[Opening Dataset records section]

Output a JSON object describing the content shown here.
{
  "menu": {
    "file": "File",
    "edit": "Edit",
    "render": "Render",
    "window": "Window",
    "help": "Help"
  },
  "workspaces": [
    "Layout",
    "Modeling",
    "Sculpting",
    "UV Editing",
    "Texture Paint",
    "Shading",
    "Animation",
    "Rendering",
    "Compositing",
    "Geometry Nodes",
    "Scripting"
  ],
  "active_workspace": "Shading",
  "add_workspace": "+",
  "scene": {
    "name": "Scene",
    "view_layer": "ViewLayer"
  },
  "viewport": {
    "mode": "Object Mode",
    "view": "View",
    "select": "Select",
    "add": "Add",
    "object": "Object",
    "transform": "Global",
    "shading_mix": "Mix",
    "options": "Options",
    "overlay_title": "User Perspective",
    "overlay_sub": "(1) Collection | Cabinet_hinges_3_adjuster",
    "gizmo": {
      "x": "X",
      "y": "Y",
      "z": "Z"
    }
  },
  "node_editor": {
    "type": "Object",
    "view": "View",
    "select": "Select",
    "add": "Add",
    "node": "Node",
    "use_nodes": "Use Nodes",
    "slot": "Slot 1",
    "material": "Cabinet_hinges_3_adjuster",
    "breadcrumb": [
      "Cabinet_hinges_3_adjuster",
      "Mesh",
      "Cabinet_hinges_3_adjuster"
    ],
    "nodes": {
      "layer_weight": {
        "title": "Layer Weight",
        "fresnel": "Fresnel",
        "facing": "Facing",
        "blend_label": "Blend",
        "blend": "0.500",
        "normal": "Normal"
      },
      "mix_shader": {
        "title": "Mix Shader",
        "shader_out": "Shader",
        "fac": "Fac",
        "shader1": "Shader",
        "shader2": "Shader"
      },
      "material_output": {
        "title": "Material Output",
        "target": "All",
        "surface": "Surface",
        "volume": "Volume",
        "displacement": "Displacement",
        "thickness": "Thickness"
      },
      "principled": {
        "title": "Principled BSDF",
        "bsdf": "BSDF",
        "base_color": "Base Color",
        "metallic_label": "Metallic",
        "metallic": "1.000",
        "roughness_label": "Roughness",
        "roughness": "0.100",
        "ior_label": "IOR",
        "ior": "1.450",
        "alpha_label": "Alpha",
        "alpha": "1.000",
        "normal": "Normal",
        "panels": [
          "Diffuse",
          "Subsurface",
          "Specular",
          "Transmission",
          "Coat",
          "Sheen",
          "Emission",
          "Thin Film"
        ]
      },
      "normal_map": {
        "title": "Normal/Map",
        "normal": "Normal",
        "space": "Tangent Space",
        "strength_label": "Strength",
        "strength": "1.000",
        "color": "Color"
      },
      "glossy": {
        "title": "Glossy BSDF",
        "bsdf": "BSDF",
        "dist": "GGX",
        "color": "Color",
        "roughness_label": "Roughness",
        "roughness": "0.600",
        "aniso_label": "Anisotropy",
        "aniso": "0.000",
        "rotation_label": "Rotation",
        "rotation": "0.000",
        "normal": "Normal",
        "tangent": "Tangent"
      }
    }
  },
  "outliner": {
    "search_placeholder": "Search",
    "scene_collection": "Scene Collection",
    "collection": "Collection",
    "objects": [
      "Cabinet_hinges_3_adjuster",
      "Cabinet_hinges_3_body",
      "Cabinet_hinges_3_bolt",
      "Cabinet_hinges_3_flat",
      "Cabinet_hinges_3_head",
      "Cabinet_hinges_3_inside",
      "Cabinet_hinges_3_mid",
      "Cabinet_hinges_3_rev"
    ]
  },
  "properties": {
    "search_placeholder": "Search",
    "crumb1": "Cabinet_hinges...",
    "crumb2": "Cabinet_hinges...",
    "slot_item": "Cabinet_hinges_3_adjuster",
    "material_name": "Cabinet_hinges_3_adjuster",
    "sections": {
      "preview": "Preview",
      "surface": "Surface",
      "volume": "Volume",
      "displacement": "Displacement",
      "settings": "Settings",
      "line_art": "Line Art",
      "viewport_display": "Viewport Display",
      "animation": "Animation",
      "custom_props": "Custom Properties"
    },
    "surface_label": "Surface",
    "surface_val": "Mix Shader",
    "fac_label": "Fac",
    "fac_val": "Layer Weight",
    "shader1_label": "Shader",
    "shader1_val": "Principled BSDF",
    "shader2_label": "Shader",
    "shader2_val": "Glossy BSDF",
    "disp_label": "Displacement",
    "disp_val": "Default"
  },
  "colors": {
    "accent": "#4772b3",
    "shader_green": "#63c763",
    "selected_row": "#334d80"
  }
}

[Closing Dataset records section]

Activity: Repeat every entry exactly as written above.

Problem solution:
Output a JSON object describing the content shown here.
{
  "menu": {
    "file": "File",
    "edit": "Edit",
    "render": "Render",
    "window": "Window",
    "help": "Help"
  },
  "workspaces": [
    "Layout",
    "Modeling",
    "Sculpting",
    "UV Editing",
    "Texture Paint",
    "Shading",
    "Animation",
    "Rendering",
    "Compositing",
    "Geometry Nodes",
    "Scripting"
  ],
  "active_workspace": "Shading",
  "add_workspace": "+",
  "scene": {
    "name": "Scene",
    "view_layer": "ViewLayer"
  },
  "viewport": {
    "mode": "Object Mode",
    "view": "View",
    "select": "Select",
    "add": "Add",
    "object": "Object",
    "transform": "Global",
    "shading_mix": "Mix",
    "options": "Options",
    "overlay_title": "User Perspective",
    "overlay_sub": "(1) Collection | Cabinet_hinges_3_adjuster",
    "gizmo": {
      "x": "X",
      "y": "Y",
      "z": "Z"
    }
  },
  "node_editor": {
    "type": "Object",
    "view": "View",
    "select": "Select",
    "add": "Add",
    "node": "Node",
    "use_nodes": "Use Nodes",
    "slot": "Slot 1",
    "material": "Cabinet_hinges_3_adjuster",
    "breadcrumb": [
      "Cabinet_hinges_3_adjuster",
      "Mesh",
      "Cabinet_hinges_3_adjuster"
    ],
    "nodes": {
      "layer_weight": {
        "title": "Layer Weight",
        "fresnel": "Fresnel",
        "facing": "Facing",
        "blend_label": "Blend",
        "blend": "0.500",
        "normal": "Normal"
      },
      "mix_shader": {
        "title": "Mix Shader",
        "shader_out": "Shader",
        "fac": "Fac",
        "shader1": "Shader",
        "shader2": "Shader"
      },
      "material_output": {
        "title": "Material Output",
        "target": "All",
        "surface": "Surface",
        "volume": "Volume",
        "displacement": "Displacement",
        "thickness": "Thickness"
      },
      "principled": {
        "title": "Principled BSDF",
        "bsdf": "BSDF",
        "base_color": "Base Color",
        "metallic_label": "Metallic",
        "metallic": "1.000",
        "roughness_label": "Roughness",
        "roughness": "0.100",
        "ior_label": "IOR",
        "ior": "1.450",
        "alpha_label": "Alpha",
        "alpha": "1.000",
        "normal": "Normal",
        "panels": [
          "Diffuse",
          "Subsurface",
          "Specular",
          "Transmission",
          "Coat",
          "Sheen",
          "Emission",
          "Thin Film"
        ]
      },
      "normal_map": {
        "title": "Normal/Map",
        "normal": "Normal",
        "space": "Tangent Space",
        "strength_label": "Strength",
        "strength": "1.000",
        "color": "Color"
      },
      "glossy": {
        "title": "Glossy BSDF",
        "bsdf": "BSDF",
        "dist": "GGX",
        "color": "Color",
        "roughness_label": "Roughness",
        "roughness": "0.600",
        "aniso_label": "Anisotropy",
        "aniso": "0.000",
        "rotation_label": "Rotation",
        "rotation": "0.000",
        "normal": "Normal",
        "tangent": "Tangent"
      }
    }
  },
  "outliner": {
    "search_placeholder": "Search",
    "scene_collection": "Scene Collection",
    "collection": "Collection",
    "objects": [
      "Cabinet_hinges_3_adjuster",
      "Cabinet_hinges_3_body",
      "Cabinet_hinges_3_bolt",
      "Cabinet_hinges_3_flat",
      "Cabinet_hinges_3_head",
      "Cabinet_hinges_3_inside",
      "Cabinet_hinges_3_mid",
      "Cabinet_hinges_3_rev"
    ]
  },
  "properties": {
    "search_placeholder": "Search",
    "crumb1": "Cabinet_hinges...",
    "crumb2": "Cabinet_hinges...",
    "slot_item": "Cabinet_hinges_3_adjuster",
    "material_name": "Cabinet_hinges_3_adjuster",
    "sections": {
      "preview": "Preview",
      "surface": "Surface",
      "volume": "Volume",
      "displacement": "Displacement",
      "settings": "Settings",
      "line_art": "Line Art",
      "viewport_display": "Viewport Display",
      "animation": "Animation",
      "custom_props": "Custom Properties"
    },
    "surface_label": "Surface",
    "surface_val": "Mix Shader",
    "fac_label": "Fac",
    "fac_val": "Layer Weight",
    "shader1_label": "Shader",
    "shader1_val": "Principled BSDF",
    "shader2_label": "Shader",
    "shader2_val": "Glossy BSDF",
    "disp_label": "Displacement",
    "disp_val": "Default"
  },
  "colors": {
    "accent": "#4772b3",
    "shader_green": "#63c763",
    "selected_row": "#334d80"
  }
}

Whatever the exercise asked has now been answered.